According to a regulatory filing, Snap’s revenue, which comes from advertising, soared to $404.8 million in 2016 from just $58.6 million, with revenue per average user increasing to $1.05 from 31 cents.

But growth in daily active users of Snapchat slowed to 5% in the last three months of 2016, compared with 11% in the year-earlier quarter.
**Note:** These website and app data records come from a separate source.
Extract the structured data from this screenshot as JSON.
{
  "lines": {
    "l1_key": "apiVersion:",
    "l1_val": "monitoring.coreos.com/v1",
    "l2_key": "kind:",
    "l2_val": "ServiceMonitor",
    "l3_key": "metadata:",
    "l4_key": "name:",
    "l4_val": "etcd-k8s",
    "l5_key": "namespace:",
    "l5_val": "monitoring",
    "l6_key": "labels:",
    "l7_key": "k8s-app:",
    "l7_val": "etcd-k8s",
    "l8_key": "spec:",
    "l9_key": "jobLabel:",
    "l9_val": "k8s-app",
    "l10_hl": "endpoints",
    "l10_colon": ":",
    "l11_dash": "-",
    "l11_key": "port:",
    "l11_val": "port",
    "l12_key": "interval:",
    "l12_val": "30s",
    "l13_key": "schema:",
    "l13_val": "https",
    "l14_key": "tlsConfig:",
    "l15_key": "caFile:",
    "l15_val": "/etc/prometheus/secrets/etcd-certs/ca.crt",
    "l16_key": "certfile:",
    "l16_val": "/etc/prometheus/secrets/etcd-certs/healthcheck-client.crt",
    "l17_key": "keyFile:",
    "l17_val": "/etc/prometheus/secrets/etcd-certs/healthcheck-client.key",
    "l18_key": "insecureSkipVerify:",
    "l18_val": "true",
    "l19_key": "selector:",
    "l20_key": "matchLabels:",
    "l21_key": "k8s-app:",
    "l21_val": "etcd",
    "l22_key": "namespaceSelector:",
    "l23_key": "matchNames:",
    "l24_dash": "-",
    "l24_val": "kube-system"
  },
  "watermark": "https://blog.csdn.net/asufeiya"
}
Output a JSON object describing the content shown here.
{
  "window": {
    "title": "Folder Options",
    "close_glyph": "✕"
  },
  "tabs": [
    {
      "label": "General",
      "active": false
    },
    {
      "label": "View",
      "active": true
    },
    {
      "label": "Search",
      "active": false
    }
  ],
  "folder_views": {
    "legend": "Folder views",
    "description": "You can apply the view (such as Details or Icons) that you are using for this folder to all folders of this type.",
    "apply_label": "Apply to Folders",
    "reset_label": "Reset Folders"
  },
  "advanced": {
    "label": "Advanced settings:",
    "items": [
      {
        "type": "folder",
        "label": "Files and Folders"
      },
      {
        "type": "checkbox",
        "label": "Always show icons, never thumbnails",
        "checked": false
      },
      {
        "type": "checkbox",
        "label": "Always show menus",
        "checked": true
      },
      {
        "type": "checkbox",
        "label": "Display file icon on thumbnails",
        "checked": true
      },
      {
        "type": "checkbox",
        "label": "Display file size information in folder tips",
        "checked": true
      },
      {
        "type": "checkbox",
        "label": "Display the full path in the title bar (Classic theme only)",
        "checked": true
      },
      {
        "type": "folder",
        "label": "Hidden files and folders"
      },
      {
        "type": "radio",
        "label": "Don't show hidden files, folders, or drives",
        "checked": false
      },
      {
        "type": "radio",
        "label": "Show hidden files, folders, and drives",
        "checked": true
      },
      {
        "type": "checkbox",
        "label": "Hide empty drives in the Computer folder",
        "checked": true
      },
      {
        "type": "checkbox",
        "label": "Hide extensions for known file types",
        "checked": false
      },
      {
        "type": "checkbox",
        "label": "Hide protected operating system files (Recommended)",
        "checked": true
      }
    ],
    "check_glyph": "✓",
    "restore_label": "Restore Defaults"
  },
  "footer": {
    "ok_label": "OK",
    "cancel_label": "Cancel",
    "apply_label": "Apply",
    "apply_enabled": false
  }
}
In 2009, when Facebook’s daily user count was roughly the same size, its quarterly user growth was at a roughly 30% pace.

Some analysts continue to be skeptical about Snap’s prospects. “Snap is a promising early-stage company” but faces several obstacles, including “aggressive competition” and a “core user base that is not growing by much,” Brian Wieser, an analyst with Pivotal Research Group in New York, wrote in a note to clients.

“Investors also will be exposed to what appears to be a sub-optimal corporate structure operated by a senior management team lacking experience transforming a successful new product into a successful company,” he added.

Anthony DiClemente of the investment firm Nomura Instinet wrote that the “upside in [Snap] shares is limited” by several factors, including “already slowing growth in daily active users” and “fierce competition from larger rivals such as Facebook.”

Snap’s shares “are fairly valued at best at the IPO price,” he said.